  • Gleason scores of 6 and lower indicate low-grade prostate cancer.
  • A Gleason score of 7 indicates intermediate- or medium-grade prostate cancer.
  • Gleason scores of 8 to 10 indicate high-grade prostate cancer.

Gleason scores vs. grade groups

In 2014, the International Society of Urological Pathology published an updated system for grading prostate cancer, commonly known as the “grade groups.” The system divides Gleason scores into five different groupings, ranging from Grade Group 1 (the least risky) to Grade Group 5 (the most risky):

  • Grade Group 1 – This group consists of Gleason scores of 6 and under, and indicates a low risk.
  • Grade Group 2 – This refers to Gleason scores of 7 where the primary cell pattern was graded as a 3 and the secondary cell pattern was graded as a 4. Grade Group 2 indicates an intermediate risk.
  • Grade Group 3 – This group includes Gleason scores of 7 where the primary cell pattern was graded as a 4 and the secondary cell pattern was graded as a 3. Grade Group 3 indicates an intermediate risk.
  • Grade Group 4 – This refers to Gleason scores of 8 and indicates a high risk.
  • Grade Group 5 – This includes Gleason scores of 9 and 10, and indicates the highest risk.

Prostate cancer cases that fall into the lower grade groups are more likely to respond well to treatment.

The team to choose for prostate cancer diagnosis and treatment

If you’re experiencing the symptoms of prostate cancer and you’re concerned that you might have this condition, it’s important that you promptly consult with an experienced medical provider.

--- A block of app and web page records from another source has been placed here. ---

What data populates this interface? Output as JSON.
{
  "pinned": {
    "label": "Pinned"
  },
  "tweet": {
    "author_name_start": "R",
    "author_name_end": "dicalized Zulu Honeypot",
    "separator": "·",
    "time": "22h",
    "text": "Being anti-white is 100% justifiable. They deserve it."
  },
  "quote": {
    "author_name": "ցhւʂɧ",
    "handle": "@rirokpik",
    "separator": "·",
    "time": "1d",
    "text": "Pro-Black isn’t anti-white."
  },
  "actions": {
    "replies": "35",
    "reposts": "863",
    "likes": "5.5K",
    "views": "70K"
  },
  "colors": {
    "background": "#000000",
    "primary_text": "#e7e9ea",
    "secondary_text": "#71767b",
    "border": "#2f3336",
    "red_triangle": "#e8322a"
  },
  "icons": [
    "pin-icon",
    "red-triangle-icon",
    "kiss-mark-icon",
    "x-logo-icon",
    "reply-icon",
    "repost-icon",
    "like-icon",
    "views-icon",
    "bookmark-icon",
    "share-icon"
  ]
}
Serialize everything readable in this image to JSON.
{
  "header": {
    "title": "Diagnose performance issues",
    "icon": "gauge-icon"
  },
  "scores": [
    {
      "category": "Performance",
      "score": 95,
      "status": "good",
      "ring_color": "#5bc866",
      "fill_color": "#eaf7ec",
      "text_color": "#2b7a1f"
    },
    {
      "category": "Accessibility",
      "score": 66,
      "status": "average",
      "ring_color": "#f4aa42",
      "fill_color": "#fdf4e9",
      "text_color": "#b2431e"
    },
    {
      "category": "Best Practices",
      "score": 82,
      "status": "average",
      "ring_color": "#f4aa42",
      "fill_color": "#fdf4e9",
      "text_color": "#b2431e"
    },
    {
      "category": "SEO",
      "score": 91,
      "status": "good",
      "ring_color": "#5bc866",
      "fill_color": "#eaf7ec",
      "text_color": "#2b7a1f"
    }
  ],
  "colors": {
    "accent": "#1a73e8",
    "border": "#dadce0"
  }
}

Although prostate cancer tends to be a relatively slow-growing malignancy, certain cases can be significantly more aggressive. And even when prostate cancer is progressing slowly, speaking to an expert as early as possible can lead to better outcomes and quality of life.

Fortunately, you can turn to Moffitt Cancer Center for prostate cancer diagnosis and treatment. We’re proud to be a National Cancer Institute-designated Comprehensive Cancer Center—the only one based in Florida—and the specialists in our Urologic Oncology Program excel at developing highly individualized treatment plans for each and every patient. What’s more, our robust clinical trials program provides prostate cancer patients with access to promising new treatment options that are currently unavailable elsewhere.

To learn more about Moffitt Cancer Center’s approach to prostate cancer diagnosis and treatment, call us today at 1-888-663-3488 or fill out a new patient registration form online—a referral is not required. We know that waiting to get your questions answered can be extremely stressful, so we’ll make sure to connect you to a cancer expert as soon as possible.


Understanding Your Pathology Report: Prostate Cancer
Gleason grading system: MedlinePlus Medical Encyclopedia
Gleason Score and Grade Group 
How Prostate Cancer Grows